Booster Seats: All You Need to Know
As a parent, you want to keep your child safe when they are riding in a vehicle. When appropriately used, a booster seat or infant car seat can help keep children safe.
There are many kinds of booster seats on the market, and it may be challenging to choose the right one. The seat your child will need depends on how old they are, how much they weigh, and their developmental needs. Below you’ll find information about car seat requirements and tips for booster seats.
The Importance of Booster Seat Laws
One of the leading causes of children’s deaths is vehicle crashes. According to the Insurance Institute for Highway Safety, 880 children younger than 13 died in motor vehicle crashes in 2018, and more than 70 percent of these deaths were children riding in passenger vehicles.

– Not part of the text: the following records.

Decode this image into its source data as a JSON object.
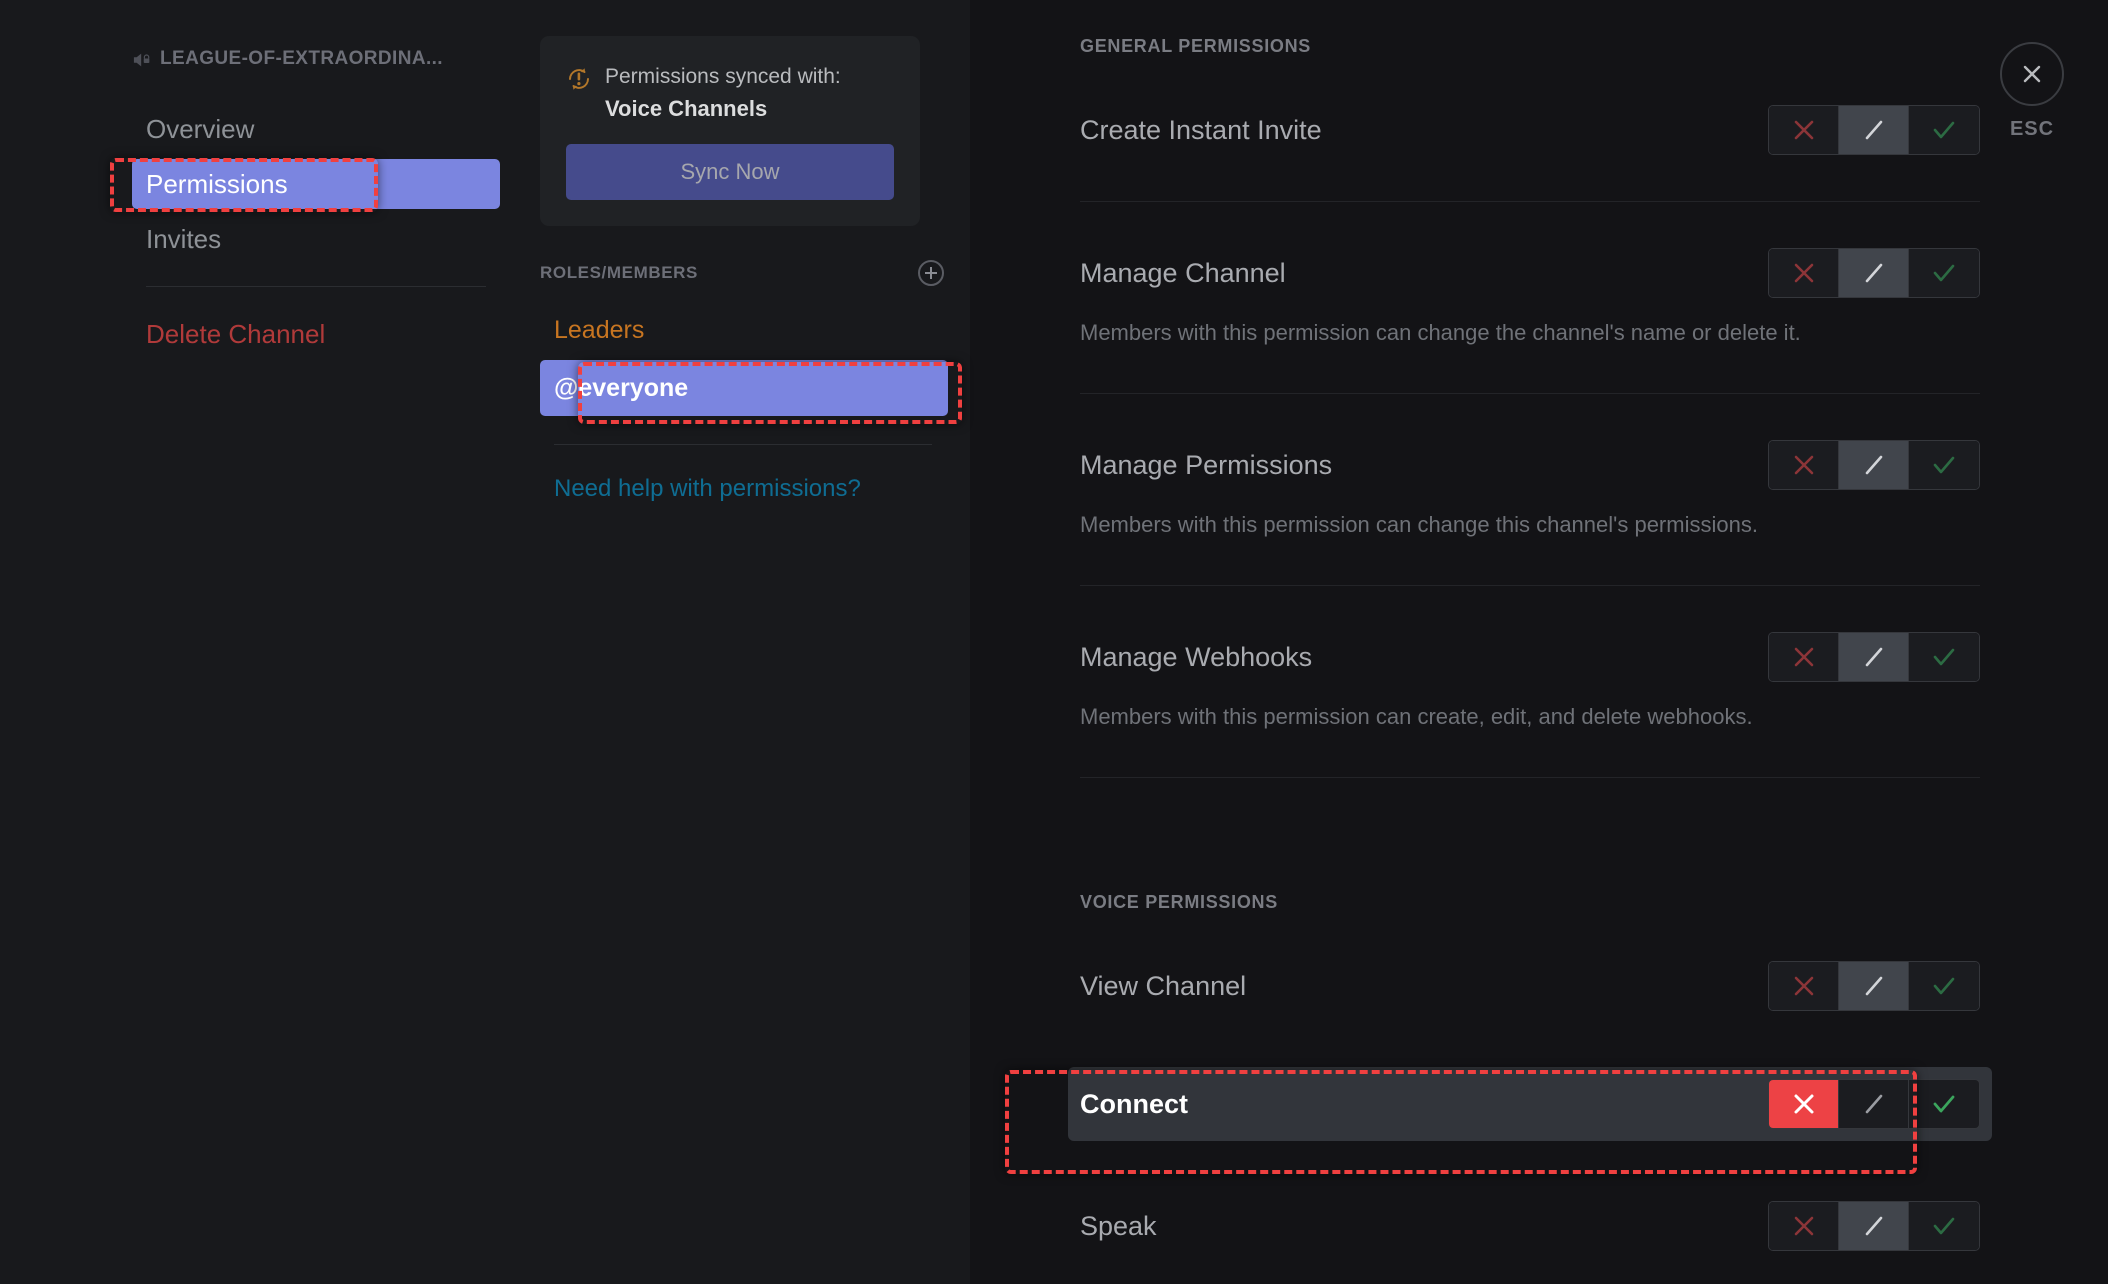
{
  "sidebar": {
    "channel_name": "LEAGUE-OF-EXTRAORDINA...",
    "channel_icon": "voice-locked-icon",
    "items": [
      {
        "label": "Overview",
        "active": false
      },
      {
        "label": "Permissions",
        "active": true
      },
      {
        "label": "Invites",
        "active": false
      }
    ],
    "danger_item": "Delete Channel"
  },
  "sync_card": {
    "icon": "warning-sync-icon",
    "notice": "Permissions synced with:",
    "target": "Voice Channels",
    "button_label": "Sync Now"
  },
  "roles_panel": {
    "header": "ROLES/MEMBERS",
    "add_icon": "plus-circle-icon",
    "roles": [
      {
        "label": "Leaders",
        "color": "#c77521",
        "selected": false
      },
      {
        "label": "@everyone",
        "color": "#ffffff",
        "selected": true
      }
    ],
    "help_link": "Need help with permissions?"
  },
  "permissions": {
    "general_header": "GENERAL PERMISSIONS",
    "voice_header": "VOICE PERMISSIONS",
    "general_items": [
      {
        "label": "Create Instant Invite",
        "description": "",
        "state": "neutral",
        "hovered": false
      },
      {
        "label": "Manage Channel",
        "description": "Members with this permission can change the channel's name or delete it.",
        "state": "neutral",
        "hovered": false
      },
      {
        "label": "Manage Permissions",
        "description": "Members with this permission can change this channel's permissions.",
        "state": "neutral",
        "hovered": false
      },
      {
        "label": "Manage Webhooks",
        "description": "Members with this permission can create, edit, and delete webhooks.",
        "state": "neutral",
        "hovered": false
      }
    ],
    "voice_items": [
      {
        "label": "View Channel",
        "description": "",
        "state": "neutral",
        "hovered": false
      },
      {
        "label": "Connect",
        "description": "",
        "state": "deny",
        "hovered": true
      },
      {
        "label": "Speak",
        "description": "",
        "state": "neutral",
        "hovered": false
      }
    ],
    "toggle_options": [
      {
        "name": "deny-button",
        "icon": "x-icon"
      },
      {
        "name": "neutral-button",
        "icon": "slash-icon"
      },
      {
        "name": "allow-button",
        "icon": "check-icon"
      }
    ]
  },
  "close": {
    "icon": "close-x-icon",
    "label": "ESC"
  },
  "colors": {
    "accent_selected": "#7b85e0",
    "deny_red": "#ed4245",
    "allow_green": "#3ba55d",
    "role_leaders": "#c77521",
    "link_blue": "#0f6d93",
    "danger_red": "#b03a3a",
    "annotation": "#f04040"
  }
}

Perhaps the most important benefit of having the right booster seat is that it can save your child’s life in a crash. A car seat offers more protection and reduces injuries.
Types of Car Seats and Age Groups
- Rear-facing booster seat – Infants and toddlers need to ride in a rear-facing seat until they outgrow it.
- Forward-facing with harness or convertible – Toddlers and preschoolers who have outgrown the rear-facing weight or height limit for a convertible seat should use a forward-facing toddler car seat with a harness.
- Booster seat – Children who are in school and whose weight or height exceeds the forward-facing weight should use a belt-positioning booster seat until the seat belt fits properly.
- Seat belt – Older children who are large enough for the vehicle seat belt to fit them correctly can use a seat belt. Also, they should always use lap and shoulder seat belts for the best protection.
When Can a Child Stop Using a Booster?
Generally, they aren’t ready to make the switch from a booster seat to a seat belt until belts fit them properly, usually not until they are around 10 to 12 years old. They need to be a certain size to wear a seat belt, and that doesn’t necessarily depend on their age.
A general rule of thumb to remember is that if your child can easily rest their back against the seat of the car and bend their knees over the edge of the seat, they can wear a seatbelt
State laws also regulate child car seat and baby car seat usage. Check online with your state to make sure you are aware of the specifications.
Tips for Using Booster Seats
- If your kid is younger than 13, they must ride in the back seat of the car.
- When your child is seated in the booster seat, the lap and shoulder belts need to fit correctly.
- Test the fit of the belt of each vehicle your child rides in.
- Don’t let your child tuck the shoulder belt under their arm or put it behind their back.
- Make sure any booster seat you use is properly installed.
- Everyone in the car must have their own car seat or safety belt—never share.
- Make sure to follow the manufacturer’s instructions for your booster seat as well as your vehicle owner’s manual.
Another great way to look after your family’s well-being is by getting a high-quality car insurance policy. At InsureOne, our agents are ready to help! Get your free car insurance quote online, over the phone or at one of our offices today.